_Given data_:
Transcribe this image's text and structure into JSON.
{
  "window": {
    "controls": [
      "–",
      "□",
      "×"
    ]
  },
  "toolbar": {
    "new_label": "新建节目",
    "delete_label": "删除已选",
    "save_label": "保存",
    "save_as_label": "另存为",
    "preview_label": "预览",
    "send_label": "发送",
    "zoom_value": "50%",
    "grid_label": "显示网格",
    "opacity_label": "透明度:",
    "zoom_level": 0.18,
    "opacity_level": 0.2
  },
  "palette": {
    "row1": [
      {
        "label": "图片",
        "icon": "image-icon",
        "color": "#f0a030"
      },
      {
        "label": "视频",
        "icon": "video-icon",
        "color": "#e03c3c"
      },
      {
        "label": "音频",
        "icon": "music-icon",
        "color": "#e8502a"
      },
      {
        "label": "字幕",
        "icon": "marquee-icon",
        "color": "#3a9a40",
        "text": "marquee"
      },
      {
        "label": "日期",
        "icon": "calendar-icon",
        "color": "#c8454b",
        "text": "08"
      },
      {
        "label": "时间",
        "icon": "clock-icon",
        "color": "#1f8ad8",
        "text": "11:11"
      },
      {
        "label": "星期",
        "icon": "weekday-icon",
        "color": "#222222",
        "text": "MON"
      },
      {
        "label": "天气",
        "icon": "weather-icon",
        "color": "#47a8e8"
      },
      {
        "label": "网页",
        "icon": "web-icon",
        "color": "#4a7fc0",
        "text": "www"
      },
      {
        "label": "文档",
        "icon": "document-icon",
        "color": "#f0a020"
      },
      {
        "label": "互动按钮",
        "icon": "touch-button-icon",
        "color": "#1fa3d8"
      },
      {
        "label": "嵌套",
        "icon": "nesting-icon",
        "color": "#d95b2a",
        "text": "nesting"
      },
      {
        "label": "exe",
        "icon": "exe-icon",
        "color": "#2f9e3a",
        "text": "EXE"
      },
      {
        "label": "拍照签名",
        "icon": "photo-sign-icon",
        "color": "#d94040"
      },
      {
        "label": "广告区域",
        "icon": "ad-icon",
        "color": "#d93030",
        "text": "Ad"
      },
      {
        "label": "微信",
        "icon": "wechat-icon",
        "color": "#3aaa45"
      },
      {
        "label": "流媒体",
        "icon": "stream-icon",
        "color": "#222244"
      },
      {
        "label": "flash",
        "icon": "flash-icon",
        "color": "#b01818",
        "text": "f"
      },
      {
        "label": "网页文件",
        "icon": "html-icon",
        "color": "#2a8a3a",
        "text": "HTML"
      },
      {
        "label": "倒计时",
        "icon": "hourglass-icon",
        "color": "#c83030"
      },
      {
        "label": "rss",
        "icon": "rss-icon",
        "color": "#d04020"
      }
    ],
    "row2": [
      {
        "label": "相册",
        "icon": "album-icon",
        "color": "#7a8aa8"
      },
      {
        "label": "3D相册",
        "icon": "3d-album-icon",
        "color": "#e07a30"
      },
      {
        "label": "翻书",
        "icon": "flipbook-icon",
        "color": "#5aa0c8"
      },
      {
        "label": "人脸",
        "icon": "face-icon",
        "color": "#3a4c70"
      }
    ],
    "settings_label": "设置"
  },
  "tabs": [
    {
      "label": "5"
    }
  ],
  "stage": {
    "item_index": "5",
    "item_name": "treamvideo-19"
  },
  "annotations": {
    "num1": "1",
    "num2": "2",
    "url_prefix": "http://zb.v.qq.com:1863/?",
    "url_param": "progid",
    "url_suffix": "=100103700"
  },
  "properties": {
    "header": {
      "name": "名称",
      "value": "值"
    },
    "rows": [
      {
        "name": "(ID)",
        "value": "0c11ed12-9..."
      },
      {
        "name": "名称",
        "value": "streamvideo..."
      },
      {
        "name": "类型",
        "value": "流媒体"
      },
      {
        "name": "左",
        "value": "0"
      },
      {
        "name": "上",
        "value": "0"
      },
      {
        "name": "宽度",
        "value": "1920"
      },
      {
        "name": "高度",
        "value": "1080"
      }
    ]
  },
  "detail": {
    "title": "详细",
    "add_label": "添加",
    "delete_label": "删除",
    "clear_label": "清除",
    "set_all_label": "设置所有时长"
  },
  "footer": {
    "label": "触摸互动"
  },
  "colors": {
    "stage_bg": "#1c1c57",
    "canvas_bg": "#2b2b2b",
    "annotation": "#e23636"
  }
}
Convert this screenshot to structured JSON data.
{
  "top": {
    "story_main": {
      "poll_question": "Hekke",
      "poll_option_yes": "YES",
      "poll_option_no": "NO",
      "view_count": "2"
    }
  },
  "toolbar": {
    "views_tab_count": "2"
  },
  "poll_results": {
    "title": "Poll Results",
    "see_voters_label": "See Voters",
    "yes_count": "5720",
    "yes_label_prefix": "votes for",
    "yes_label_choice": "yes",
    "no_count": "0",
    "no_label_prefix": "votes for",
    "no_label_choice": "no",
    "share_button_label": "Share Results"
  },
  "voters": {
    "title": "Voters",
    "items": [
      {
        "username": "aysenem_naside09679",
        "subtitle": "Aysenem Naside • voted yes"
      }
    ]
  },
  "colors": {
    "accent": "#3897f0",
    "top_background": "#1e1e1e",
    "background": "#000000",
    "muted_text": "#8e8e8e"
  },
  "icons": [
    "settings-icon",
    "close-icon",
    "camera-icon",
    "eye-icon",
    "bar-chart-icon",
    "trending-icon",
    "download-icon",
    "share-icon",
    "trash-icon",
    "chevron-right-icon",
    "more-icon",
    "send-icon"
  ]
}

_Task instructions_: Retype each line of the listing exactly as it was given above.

_Solution for this problem_:
Transcribe this image's text and structure into JSON.
{
  "window": {
    "controls": [
      "–",
      "□",
      "×"
    ]
  },
  "toolbar": {
    "new_label": "新建节目",
    "delete_label": "删除已选",
    "save_label": "保存",
    "save_as_label": "另存为",
    "preview_label": "预览",
    "send_label": "发送",
    "zoom_value": "50%",
    "grid_label": "显示网格",
    "opacity_label": "透明度:",
    "zoom_level": 0.18,
    "opacity_level": 0.2
  },
  "palette": {
    "row1": [
      {
        "label": "图片",
        "icon": "image-icon",
        "color": "#f0a030"
      },
      {
        "label": "视频",
        "icon": "video-icon",
        "color": "#e03c3c"
      },
      {
        "label": "音频",
        "icon": "music-icon",
        "color": "#e8502a"
      },
      {
        "label": "字幕",
        "icon": "marquee-icon",
        "color": "#3a9a40",
        "text": "marquee"
      },
      {
        "label": "日期",
        "icon": "calendar-icon",
        "color": "#c8454b",
        "text": "08"
      },
      {
        "label": "时间",
        "icon": "clock-icon",
        "color": "#1f8ad8",
        "text": "11:11"
      },
      {
        "label": "星期",
        "icon": "weekday-icon",
        "color": "#222222",
        "text": "MON"
      },
      {
        "label": "天气",
        "icon": "weather-icon",
        "color": "#47a8e8"
      },
      {
        "label": "网页",
        "icon": "web-icon",
        "color": "#4a7fc0",
        "text": "www"
      },
      {
        "label": "文档",
        "icon": "document-icon",
        "color": "#f0a020"
      },
      {
        "label": "互动按钮",
        "icon": "touch-button-icon",
        "color": "#1fa3d8"
      },
      {
        "label": "嵌套",
        "icon": "nesting-icon",
        "color": "#d95b2a",
        "text": "nesting"
      },
      {
        "label": "exe",
        "icon": "exe-icon",
        "color": "#2f9e3a",
        "text": "EXE"
      },
      {
        "label": "拍照签名",
        "icon": "photo-sign-icon",
        "color": "#d94040"
      },
      {
        "label": "广告区域",
        "icon": "ad-icon",
        "color": "#d93030",
        "text": "Ad"
      },
      {
        "label": "微信",
        "icon": "wechat-icon",
        "color": "#3aaa45"
      },
      {
        "label": "流媒体",
        "icon": "stream-icon",
        "color": "#222244"
      },
      {
        "label": "flash",
        "icon": "flash-icon",
        "color": "#b01818",
        "text": "f"
      },
      {
        "label": "网页文件",
        "icon": "html-icon",
        "color": "#2a8a3a",
        "text": "HTML"
      },
      {
        "label": "倒计时",
        "icon": "hourglass-icon",
        "color": "#c83030"
      },
      {
        "label": "rss",
        "icon": "rss-icon",
        "color": "#d04020"
      }
    ],
    "row2": [
      {
        "label": "相册",
        "icon": "album-icon",
        "color": "#7a8aa8"
      },
      {
        "label": "3D相册",
        "icon": "3d-album-icon",
        "color": "#e07a30"
      },
      {
        "label": "翻书",
        "icon": "flipbook-icon",
        "color": "#5aa0c8"
      },
      {
        "label": "人脸",
        "icon": "face-icon",
        "color": "#3a4c70"
      }
    ],
    "settings_label": "设置"
  },
  "tabs": [
    {
      "label": "5"
    }
  ],
  "stage": {
    "item_index": "5",
    "item_name": "treamvideo-19"
  },
  "annotations": {
    "num1": "1",
    "num2": "2",
    "url_prefix": "http://zb.v.qq.com:1863/?",
    "url_param": "progid",
    "url_suffix": "=100103700"
  },
  "properties": {
    "header": {
      "name": "名称",
      "value": "值"
    },
    "rows": [
      {
        "name": "(ID)",
        "value": "0c11ed12-9..."
      },
      {
        "name": "名称",
        "value": "streamvideo..."
      },
      {
        "name": "类型",
        "value": "流媒体"
      },
      {
        "name": "左",
        "value": "0"
      },
      {
        "name": "上",
        "value": "0"
      },
      {
        "name": "宽度",
        "value": "1920"
      },
      {
        "name": "高度",
        "value": "1080"
      }
    ]
  },
  "detail": {
    "title": "详细",
    "add_label": "添加",
    "delete_label": "删除",
    "clear_label": "清除",
    "set_all_label": "设置所有时长"
  },
  "footer": {
    "label": "触摸互动"
  },
  "colors": {
    "stage_bg": "#1c1c57",
    "canvas_bg": "#2b2b2b",
    "annotation": "#e23636"
  }
}
Convert this screenshot to structured JSON data.
{
  "top": {
    "story_main": {
      "poll_question": "Hekke",
      "poll_option_yes": "YES",
      "poll_option_no": "NO",
      "view_count": "2"
    }
  },
  "toolbar": {
    "views_tab_count": "2"
  },
  "poll_results": {
    "title": "Poll Results",
    "see_voters_label": "See Voters",
    "yes_count": "5720",
    "yes_label_prefix": "votes for",
    "yes_label_choice": "yes",
    "no_count": "0",
    "no_label_prefix": "votes for",
    "no_label_choice": "no",
    "share_button_label": "Share Results"
  },
  "voters": {
    "title": "Voters",
    "items": [
      {
        "username": "aysenem_naside09679",
        "subtitle": "Aysenem Naside • voted yes"
      }
    ]
  },
  "colors": {
    "accent": "#3897f0",
    "top_background": "#1e1e1e",
    "background": "#000000",
    "muted_text": "#8e8e8e"
  },
  "icons": [
    "settings-icon",
    "close-icon",
    "camera-icon",
    "eye-icon",
    "bar-chart-icon",
    "trending-icon",
    "download-icon",
    "share-icon",
    "trash-icon",
    "chevron-right-icon",
    "more-icon",
    "send-icon"
  ]
}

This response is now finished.